This book has dated a little since its publication in 2003. Telling readers about J.K. Rowling's early days in poverty, writing in Edinburgh coffee shops, is no longer necessary and, as another reader has noted, she seems to miss the point about Tove Jansson's Moomin series. Lurie appears more at home discussing American writers like Frank Baum (22 pages) rather than European ones (11 pages on the Moomins). Although perhaps with the success of Wicked, it's time for an Oz update! Overall, I found quite a few things to enjoy. However, since there are only 14 essays, it's a fairly slim volume and, if you have read the books discussed, you find you already know much of what is said.
Comment One person found this helpful. Was this review helpful to you? Yes No Sending feedback...
Thank you for your feedback.
Sorry, we failed to record your vote. Please try again
Report abuse
Format: Paperback Verified Purchase
Lurie, a Professor of English Literature at Cornell, takes the opportunity to present a series of essays on children's classic literature ranging from discussions of Harry Potter to the works of Walter De La Mare. The work is eminently readable and strikes a balance between talking about the author, their life, their critical reception and their philosophies, and the works themselves. There is a good balance here between European, English, Scandinavian and American literature which works very well.

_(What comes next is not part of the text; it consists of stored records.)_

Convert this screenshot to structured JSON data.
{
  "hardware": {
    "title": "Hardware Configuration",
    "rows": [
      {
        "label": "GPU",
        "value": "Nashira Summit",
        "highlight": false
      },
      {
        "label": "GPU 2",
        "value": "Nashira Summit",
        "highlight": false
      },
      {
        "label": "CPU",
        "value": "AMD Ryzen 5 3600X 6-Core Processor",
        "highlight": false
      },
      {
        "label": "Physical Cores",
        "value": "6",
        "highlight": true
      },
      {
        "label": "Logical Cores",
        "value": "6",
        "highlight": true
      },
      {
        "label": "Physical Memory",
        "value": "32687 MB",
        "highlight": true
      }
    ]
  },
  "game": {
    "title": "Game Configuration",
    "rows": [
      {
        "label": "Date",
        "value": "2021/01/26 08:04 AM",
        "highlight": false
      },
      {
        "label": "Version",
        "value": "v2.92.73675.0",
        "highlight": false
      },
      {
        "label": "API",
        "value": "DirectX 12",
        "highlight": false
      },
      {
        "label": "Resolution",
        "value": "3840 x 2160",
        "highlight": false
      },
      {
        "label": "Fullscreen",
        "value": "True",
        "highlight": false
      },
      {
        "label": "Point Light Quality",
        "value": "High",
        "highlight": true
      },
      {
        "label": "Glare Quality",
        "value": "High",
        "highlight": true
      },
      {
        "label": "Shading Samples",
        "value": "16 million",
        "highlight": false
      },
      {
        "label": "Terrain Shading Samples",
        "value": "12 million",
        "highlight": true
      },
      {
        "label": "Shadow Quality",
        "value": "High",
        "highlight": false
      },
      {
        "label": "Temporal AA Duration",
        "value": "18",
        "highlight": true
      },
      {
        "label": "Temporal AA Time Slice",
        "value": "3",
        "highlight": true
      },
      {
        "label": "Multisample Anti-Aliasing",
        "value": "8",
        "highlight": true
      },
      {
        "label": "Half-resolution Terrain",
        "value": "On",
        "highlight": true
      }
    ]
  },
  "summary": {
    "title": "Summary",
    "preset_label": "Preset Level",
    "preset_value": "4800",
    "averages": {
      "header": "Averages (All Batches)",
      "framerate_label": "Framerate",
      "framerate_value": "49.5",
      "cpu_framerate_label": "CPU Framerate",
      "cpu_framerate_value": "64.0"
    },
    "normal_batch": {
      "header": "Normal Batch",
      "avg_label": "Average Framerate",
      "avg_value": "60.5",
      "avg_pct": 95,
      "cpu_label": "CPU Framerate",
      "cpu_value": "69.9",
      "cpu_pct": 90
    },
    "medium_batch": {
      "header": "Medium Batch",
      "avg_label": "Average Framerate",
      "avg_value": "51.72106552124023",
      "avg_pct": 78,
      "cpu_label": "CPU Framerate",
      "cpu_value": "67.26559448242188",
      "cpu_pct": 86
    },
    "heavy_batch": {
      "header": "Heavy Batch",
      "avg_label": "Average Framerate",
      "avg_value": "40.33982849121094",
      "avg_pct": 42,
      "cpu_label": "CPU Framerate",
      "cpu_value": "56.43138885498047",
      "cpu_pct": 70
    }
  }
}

Lurie's style, despite her fearsome academic references is not intimidating at all and these are quite chatty, informal essays which even a rank novice to the world of children's literature could take on board with ease. She is clearly passionate about her subject and her interest and enthusiasm shines through.

One of the most interesting things for me is that Lurie is an American and her knowledge of the genre of her own country's writers is naturally more comprehensive. Her essays on Alcott and Frank L. Baum spring to mind in particular. Her writing on English writers is not deficient by any means and she has some thought provoking things to say, but there are little gaps in her knowledge which show up, particularly in her chapter on childhood games in the playground. She is the first to acknowledge this, and I don't raise it as a criticism, more as an observation.

I think the weakest of her chapters is on Tove Jansson's Moomintroll books, which feels rather rushed and unfinished in places. The result as a whole though is a fascinating book which is well written, well balanced and should be of interest to anyone who is in the process of rediscovering children's literature as an adult.
Comment 2 people found this helpful. Was this review helpful to you? Yes No Sending feedback...
Thank you for your feedback.
Sorry, we failed to record your vote. Please try again
Report abuse
Format: Hardcover Verified Purchase
Not enough books/writers covered; too much in the way of summaries instead of crits. Too much on one writer whereas more authors should have been covered.
Comment One person found this helpful. Was this review helpful to you? Yes No Sending feedback...
Thank you for your feedback.
Sorry, we failed to record your vote. Please try again
Report abuse
By A Customer on 6 July 2005
Format: Paperback
I love children's stories but have never really explored them in depth. This book is the perfect introduction. It is a pleasant, easy read, with lots of insight into the world of children's literature. A good introduction to the field.
Comment 2 people found this helpful. Was this review helpful to you? Yes No Sending feedback...
Thank you for your feedback.
Sorry, we failed to record your vote. Please try again
Report abuse


Feedback